That is incredibly valuable and has the potential to save someone a lot of money by you providing them with sound strategic advice. That should be priced accordingly. If someone is not willing to pay for your time, they will never value your time.
I do this via my Power Hours – intense one-hour marketing one-to-one sessions via skype that provide clarity, strategy and practical solutions to client’s sales & marketing condundruns. I don’t ever do ‘discovery calls’ or ‘pitch’ for new business because – being a one person business – it’s too time consuming and actually sets unrealistic expectations about how I work best. It took me a while to be brave enough to do this but I have found that it is a much fairer process for both me and the client. My clients get really practical advice during these sessions – they leave with specific actions to take themselves, which helps them to become more marketing savvy and saves them a lot of money.

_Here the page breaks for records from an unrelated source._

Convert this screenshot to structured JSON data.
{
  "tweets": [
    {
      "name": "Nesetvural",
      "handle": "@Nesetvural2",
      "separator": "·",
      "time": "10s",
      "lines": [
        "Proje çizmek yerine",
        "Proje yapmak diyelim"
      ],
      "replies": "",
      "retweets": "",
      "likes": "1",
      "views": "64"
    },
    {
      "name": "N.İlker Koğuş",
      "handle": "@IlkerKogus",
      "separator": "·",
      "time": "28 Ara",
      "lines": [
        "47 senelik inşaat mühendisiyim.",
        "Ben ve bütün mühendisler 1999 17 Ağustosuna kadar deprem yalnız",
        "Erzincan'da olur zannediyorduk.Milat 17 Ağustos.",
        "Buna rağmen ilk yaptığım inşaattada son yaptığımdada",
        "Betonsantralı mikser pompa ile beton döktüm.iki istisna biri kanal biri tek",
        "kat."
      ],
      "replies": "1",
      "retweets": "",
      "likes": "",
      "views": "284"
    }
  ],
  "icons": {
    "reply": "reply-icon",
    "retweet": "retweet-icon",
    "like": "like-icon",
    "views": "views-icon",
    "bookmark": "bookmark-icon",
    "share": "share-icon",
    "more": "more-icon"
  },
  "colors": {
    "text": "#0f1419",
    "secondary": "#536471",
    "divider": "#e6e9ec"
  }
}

2. Access to your network/resources
You have no-doubt created a network of resources over time that are super helpful – go-to suppliers, apps, speakers or freelancers that are totally embedded into your business. This happens over a period of time and these trusted relationships have been cultivated by you personally. You cannot blow that apart but offering unfettered access to it.
This kind of access should not only be charged for but also managed by you. Relationships are precious and valuable. Share them carefully and nurture them always. But also be generous and look for ways your paying clients/network can support each other.
3. A finished product
A product – whether physical or digital is the culmination of blood, sweat, tears and strategic thought, skills and experience. So it needs to be given an appropriate value (not an inflated value). Even if you discount this product as a limited special offer, do not neglect to refer to its true value at all times.
A digital product might be a fixed period of your consultancy time, a digital guide or a step-by-step system for creating something. Whatever it is solves a problem and that is worth paying for.
4. Anything customised
Any time you have to take content you have already made and customise it or create something bespoke for someone, it should come with a price tag because your time, experience and skills are being utilized to develop the content to suit the specific needs of the customer.
Your generic free content is generously available for all but a bespoke or customised solution has to be paid for.
5. Providing the solution
It doesn’t matter if it doesn’t take you that long to solve a problem – that in itself is a sure sign of your skill and experience that you can efficiently turn something around so quickly. That short cut is what your customer is paying you to provide – this is where time and money don’t always equate to an hourly rate.
I can build websites and do some basic coding. I can also fix some basic errors, but for anything complex I turn straight to a trusted programmer because he has the skills and knowledge to fix a problem fast. It doesn’t matter to me that it takes him only five minutes. It would take me an hour just to find the source of the problem, then another hour to research the solution. I will pay him ‘the fee’ to fix something fast, because he has the skills to do it quicker and better than me. That is priceless.
When you give away your advice or skills for free there is less investment in the outcome by the ‘client’. Therefore the likelihood of success is lower, which will be pinned on your ‘poor service’ not their lack of inspired action.
The phrase people that pay, pay attention rings very true. Something that is free has little perceived value and therefore people will take it or leave it. Ask a client to pony up and suddenly they sit up and get involved in a much more invested way.
Valuing yourself is respectful to you and your clients/customers. The outcome is always better for both.